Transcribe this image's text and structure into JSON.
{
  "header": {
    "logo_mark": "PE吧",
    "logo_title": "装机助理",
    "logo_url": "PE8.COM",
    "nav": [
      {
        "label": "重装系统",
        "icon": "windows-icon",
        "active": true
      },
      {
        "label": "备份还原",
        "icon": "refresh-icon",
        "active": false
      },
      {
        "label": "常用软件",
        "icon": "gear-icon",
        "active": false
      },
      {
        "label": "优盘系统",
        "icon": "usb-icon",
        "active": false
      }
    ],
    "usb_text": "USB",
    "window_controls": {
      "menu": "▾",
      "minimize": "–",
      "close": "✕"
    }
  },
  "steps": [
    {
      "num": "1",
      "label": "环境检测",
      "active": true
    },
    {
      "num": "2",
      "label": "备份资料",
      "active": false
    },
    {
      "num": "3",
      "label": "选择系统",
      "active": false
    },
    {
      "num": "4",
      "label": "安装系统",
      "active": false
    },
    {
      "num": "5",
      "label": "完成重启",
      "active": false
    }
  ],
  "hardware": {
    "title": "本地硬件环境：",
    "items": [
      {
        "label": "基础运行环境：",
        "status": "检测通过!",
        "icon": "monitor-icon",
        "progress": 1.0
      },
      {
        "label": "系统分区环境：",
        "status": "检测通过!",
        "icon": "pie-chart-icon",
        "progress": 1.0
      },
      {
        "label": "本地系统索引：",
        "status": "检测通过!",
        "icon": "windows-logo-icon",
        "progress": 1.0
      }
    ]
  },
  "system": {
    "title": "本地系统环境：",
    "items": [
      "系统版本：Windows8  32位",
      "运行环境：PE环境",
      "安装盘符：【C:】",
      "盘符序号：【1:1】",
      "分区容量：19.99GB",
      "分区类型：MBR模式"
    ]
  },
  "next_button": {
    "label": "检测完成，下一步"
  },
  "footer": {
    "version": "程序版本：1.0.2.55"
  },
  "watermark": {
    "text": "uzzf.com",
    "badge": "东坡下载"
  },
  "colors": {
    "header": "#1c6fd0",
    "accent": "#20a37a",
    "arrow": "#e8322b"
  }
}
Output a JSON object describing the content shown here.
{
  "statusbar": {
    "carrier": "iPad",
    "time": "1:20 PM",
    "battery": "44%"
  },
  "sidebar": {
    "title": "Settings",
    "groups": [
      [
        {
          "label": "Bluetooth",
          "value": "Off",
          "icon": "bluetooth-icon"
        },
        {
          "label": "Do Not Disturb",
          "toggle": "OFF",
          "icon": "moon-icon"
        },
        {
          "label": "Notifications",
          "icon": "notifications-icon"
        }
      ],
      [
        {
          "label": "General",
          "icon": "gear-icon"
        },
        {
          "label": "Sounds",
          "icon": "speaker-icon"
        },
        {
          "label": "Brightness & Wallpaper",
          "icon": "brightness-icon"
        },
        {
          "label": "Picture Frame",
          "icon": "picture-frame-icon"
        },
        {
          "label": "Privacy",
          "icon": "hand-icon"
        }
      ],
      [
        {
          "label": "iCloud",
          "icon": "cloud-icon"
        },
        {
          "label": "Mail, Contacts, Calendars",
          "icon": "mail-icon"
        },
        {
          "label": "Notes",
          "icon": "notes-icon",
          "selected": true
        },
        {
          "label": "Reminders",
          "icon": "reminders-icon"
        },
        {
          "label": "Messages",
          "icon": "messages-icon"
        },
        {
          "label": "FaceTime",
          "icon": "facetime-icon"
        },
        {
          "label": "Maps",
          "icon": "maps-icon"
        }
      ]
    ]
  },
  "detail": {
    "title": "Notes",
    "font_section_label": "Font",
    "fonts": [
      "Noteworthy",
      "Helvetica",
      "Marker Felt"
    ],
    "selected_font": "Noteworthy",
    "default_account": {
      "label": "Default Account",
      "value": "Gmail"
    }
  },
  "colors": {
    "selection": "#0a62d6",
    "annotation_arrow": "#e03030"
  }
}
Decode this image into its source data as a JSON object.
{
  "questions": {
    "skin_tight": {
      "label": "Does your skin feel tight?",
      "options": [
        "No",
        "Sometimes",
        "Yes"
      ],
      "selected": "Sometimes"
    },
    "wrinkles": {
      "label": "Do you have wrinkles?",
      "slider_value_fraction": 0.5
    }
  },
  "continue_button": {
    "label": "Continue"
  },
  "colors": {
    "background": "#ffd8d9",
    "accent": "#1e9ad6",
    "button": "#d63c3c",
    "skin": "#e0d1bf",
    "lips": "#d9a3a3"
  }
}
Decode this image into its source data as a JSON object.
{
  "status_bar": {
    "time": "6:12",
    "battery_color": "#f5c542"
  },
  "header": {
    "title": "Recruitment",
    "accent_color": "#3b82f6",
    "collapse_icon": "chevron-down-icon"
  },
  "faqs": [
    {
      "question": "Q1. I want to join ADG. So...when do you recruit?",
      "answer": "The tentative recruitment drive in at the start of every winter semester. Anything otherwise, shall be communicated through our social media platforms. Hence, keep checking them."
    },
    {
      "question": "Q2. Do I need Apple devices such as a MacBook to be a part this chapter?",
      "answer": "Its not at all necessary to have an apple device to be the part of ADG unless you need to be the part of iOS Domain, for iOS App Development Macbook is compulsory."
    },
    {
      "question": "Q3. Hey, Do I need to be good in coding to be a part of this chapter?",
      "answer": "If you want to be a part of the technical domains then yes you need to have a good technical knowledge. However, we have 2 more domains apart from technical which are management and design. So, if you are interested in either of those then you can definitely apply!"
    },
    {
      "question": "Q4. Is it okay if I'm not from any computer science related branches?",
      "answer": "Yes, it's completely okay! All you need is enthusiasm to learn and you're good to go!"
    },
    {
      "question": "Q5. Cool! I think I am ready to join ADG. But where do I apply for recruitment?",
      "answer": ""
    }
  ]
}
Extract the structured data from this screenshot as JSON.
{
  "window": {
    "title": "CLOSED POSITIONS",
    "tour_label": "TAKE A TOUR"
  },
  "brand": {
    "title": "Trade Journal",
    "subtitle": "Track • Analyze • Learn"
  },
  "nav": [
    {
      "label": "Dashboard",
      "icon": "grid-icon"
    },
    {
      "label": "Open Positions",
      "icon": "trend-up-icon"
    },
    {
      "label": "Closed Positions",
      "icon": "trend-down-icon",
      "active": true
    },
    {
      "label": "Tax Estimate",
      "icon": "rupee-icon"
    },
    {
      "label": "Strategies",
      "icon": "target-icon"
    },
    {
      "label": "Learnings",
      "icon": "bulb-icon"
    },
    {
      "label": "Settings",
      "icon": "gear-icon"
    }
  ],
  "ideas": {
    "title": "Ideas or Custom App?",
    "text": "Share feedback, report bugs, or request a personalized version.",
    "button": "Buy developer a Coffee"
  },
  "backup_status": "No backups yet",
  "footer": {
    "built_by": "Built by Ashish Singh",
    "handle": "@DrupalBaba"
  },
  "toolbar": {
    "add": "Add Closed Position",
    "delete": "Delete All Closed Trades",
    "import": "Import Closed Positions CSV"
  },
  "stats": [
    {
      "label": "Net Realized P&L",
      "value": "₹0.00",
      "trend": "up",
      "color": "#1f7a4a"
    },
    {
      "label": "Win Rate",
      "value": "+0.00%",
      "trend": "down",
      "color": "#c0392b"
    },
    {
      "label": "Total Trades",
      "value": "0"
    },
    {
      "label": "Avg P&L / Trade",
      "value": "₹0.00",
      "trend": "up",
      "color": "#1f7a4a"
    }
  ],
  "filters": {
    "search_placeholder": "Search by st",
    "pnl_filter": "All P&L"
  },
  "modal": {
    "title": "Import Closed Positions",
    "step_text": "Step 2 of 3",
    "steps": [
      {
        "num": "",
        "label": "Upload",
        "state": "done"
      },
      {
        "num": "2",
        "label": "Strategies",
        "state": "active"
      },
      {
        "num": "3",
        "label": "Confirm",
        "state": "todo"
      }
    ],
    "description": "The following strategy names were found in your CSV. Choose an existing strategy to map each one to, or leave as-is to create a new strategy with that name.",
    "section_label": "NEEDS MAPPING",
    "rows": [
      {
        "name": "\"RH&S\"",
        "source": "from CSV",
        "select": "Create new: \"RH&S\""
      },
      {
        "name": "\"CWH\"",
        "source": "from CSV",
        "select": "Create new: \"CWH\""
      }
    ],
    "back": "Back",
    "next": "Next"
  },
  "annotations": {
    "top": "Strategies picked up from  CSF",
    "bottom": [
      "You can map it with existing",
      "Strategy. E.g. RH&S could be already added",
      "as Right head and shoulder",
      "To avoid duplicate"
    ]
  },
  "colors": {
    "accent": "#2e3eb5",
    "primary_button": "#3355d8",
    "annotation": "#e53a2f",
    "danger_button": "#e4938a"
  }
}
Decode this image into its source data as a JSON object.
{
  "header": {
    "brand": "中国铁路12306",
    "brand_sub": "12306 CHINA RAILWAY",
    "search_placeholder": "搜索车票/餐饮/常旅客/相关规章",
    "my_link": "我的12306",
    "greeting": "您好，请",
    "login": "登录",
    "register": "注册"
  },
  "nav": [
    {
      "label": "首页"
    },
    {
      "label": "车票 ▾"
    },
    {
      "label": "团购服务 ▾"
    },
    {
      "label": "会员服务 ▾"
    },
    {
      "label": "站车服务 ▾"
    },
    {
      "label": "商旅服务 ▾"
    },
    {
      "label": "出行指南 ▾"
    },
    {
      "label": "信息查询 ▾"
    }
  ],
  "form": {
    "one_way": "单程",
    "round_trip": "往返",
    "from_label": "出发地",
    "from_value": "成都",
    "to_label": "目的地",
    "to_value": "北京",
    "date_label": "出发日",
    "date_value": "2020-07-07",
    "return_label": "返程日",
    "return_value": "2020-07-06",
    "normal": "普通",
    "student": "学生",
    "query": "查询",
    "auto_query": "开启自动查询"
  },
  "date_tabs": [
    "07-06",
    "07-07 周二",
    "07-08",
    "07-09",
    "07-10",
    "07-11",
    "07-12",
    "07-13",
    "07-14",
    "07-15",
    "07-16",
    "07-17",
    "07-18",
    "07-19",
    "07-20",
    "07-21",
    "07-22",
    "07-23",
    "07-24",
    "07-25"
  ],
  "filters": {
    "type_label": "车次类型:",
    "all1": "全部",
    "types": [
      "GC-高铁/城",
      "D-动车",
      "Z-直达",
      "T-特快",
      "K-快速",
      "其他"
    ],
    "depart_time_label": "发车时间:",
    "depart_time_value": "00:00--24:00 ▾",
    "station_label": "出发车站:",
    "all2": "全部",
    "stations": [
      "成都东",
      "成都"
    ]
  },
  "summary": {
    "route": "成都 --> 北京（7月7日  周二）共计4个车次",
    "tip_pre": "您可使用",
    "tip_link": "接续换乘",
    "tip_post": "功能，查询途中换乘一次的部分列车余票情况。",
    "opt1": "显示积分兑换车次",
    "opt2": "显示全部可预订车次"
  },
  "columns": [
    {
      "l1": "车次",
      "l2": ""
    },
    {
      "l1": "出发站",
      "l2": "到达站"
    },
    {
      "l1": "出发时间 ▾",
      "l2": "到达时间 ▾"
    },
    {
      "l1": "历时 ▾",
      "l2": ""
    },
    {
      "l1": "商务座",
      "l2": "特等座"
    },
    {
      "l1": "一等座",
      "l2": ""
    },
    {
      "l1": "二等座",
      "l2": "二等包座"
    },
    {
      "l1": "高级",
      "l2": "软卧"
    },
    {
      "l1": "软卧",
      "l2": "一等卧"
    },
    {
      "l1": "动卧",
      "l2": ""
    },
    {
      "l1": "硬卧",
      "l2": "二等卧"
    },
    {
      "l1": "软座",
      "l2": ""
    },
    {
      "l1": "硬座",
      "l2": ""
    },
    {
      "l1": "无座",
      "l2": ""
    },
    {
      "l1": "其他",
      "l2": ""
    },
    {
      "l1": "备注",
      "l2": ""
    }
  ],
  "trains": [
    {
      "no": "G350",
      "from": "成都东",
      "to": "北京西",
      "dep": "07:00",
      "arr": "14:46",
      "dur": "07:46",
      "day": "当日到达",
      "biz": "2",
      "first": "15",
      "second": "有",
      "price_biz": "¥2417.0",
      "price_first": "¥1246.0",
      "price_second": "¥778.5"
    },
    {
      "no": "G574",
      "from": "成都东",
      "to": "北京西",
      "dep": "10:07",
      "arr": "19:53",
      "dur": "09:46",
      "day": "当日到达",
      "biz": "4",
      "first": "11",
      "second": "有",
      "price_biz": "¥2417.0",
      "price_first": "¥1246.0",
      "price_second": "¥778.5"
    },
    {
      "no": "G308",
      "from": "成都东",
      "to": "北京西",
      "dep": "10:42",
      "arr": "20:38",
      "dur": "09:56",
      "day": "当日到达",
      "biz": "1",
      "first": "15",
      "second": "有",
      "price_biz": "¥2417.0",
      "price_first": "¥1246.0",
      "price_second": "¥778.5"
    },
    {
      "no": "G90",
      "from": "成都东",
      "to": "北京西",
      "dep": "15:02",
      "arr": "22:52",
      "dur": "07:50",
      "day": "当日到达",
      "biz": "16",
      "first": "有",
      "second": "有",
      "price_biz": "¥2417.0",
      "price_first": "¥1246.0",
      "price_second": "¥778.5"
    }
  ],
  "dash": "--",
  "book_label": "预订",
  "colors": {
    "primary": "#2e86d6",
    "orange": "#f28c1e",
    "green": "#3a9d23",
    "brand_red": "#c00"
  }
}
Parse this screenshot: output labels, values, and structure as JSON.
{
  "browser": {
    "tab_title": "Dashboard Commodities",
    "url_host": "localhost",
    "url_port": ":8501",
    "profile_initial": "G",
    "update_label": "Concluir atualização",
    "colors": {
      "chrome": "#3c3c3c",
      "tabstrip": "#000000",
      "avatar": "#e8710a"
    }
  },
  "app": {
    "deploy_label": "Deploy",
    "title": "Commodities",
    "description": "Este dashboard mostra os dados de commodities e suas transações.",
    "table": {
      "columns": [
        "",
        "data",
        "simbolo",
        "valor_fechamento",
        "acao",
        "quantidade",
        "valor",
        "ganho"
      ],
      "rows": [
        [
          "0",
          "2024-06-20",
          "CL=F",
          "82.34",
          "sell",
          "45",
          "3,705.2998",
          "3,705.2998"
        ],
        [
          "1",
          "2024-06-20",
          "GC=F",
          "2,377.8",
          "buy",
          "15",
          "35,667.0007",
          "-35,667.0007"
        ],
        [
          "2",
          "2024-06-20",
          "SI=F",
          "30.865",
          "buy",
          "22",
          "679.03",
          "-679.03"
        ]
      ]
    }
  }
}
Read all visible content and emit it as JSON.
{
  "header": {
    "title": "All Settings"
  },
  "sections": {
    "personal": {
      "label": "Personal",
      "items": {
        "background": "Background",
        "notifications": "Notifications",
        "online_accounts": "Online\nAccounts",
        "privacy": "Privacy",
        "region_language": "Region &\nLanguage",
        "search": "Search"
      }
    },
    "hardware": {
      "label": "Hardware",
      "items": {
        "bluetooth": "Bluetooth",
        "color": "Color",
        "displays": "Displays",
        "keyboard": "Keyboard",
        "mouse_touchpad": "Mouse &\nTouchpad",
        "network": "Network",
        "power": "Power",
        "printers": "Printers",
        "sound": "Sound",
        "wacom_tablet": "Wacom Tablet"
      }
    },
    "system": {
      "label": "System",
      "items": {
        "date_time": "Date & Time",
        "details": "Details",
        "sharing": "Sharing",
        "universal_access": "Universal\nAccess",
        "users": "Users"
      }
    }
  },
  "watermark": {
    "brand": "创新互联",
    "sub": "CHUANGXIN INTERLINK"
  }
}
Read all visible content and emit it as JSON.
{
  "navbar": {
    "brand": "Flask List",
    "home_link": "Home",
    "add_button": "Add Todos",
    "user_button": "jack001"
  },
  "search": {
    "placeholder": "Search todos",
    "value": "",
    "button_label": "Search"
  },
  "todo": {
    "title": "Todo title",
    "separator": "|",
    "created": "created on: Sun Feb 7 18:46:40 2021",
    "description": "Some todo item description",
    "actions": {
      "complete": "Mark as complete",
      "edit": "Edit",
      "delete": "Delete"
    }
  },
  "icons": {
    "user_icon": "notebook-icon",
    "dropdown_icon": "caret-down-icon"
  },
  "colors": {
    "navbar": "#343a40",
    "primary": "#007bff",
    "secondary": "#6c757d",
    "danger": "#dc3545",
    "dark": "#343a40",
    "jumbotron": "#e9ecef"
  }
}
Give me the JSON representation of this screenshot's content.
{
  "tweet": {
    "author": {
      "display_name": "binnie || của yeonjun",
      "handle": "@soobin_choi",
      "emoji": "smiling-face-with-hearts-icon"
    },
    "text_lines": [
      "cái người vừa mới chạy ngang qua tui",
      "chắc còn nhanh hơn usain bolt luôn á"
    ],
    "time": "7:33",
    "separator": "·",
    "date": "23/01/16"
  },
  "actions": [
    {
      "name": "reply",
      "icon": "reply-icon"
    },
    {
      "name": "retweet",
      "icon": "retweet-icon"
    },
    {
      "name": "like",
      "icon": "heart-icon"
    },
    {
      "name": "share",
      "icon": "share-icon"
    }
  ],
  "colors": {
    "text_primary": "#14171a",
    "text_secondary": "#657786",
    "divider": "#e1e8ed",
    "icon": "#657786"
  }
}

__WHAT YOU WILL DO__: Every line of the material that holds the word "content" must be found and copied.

__SOLVED EXERCISE__:
Output a JSON object describing the content shown here.
Read all visible content and emit it as JSON.
Read all visible content and emit it as JSON.
Give me the JSON representation of this screenshot's content.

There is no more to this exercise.